Warming up and cooling down properly is essential to help keep your horse’s muscle tone elastic and to reduce the risk of injuries to tendons and ligaments. It can also help to prevent painful muscle cramps and colic.
Warming up gets your horse thinking about the job they’re about to do. It raises their heart rate, boosts circulation, and increases oxygen flow to the muscles. There are no rigid rules but bear in mind the weather, ground conditions and temperament of your horse. Horses being ridden from the stable will need a longer time to warm up than those ridden from the field.
Cooling down reduces the heart rate, drawing lactic acid away from the muscles and reducing the risk of inflammation. Gradually bring the horse back down the paces, then walk until their respiration rate has recovered. Cooling also allows the horse a chance to process the work they have done and return to a less focused state of mind.
Following every ride:
- Wash or brush off any sweat marks. Check for saddle rubs, girth galls and bit rubs.
- Check legs for heat and swelling.
- Pick out feet and if wearing shoes, check they are still secure.
Keep walking your horse if they are still breathing heavily, and never put a hot, blowing horse back in their stable unattended, as they are at high risk of overheating, developing muscle cramps, or colic.
Seek guidance from a BHS Accredited Professional Coach (APC) at any stage if you are uncertain or would like advice.

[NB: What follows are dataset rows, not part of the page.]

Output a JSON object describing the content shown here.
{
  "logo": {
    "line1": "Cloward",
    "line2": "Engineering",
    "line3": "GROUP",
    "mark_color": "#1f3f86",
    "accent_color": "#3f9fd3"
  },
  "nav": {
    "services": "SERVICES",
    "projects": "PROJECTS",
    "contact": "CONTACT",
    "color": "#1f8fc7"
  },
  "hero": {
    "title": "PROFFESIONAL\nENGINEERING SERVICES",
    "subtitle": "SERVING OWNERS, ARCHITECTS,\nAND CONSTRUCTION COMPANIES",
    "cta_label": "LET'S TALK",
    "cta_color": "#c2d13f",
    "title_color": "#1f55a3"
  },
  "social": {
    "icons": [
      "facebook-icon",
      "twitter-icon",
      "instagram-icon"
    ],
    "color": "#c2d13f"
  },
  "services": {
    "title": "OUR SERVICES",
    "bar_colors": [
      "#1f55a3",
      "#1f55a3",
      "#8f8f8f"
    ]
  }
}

2) Parkes R.S.V & Witte T.H (2015) The foot–surface interaction and its impact on musculoskeletal adaptation and injury risk in the horse. Equine Veterinary Journal. 47(5) P. 519-525.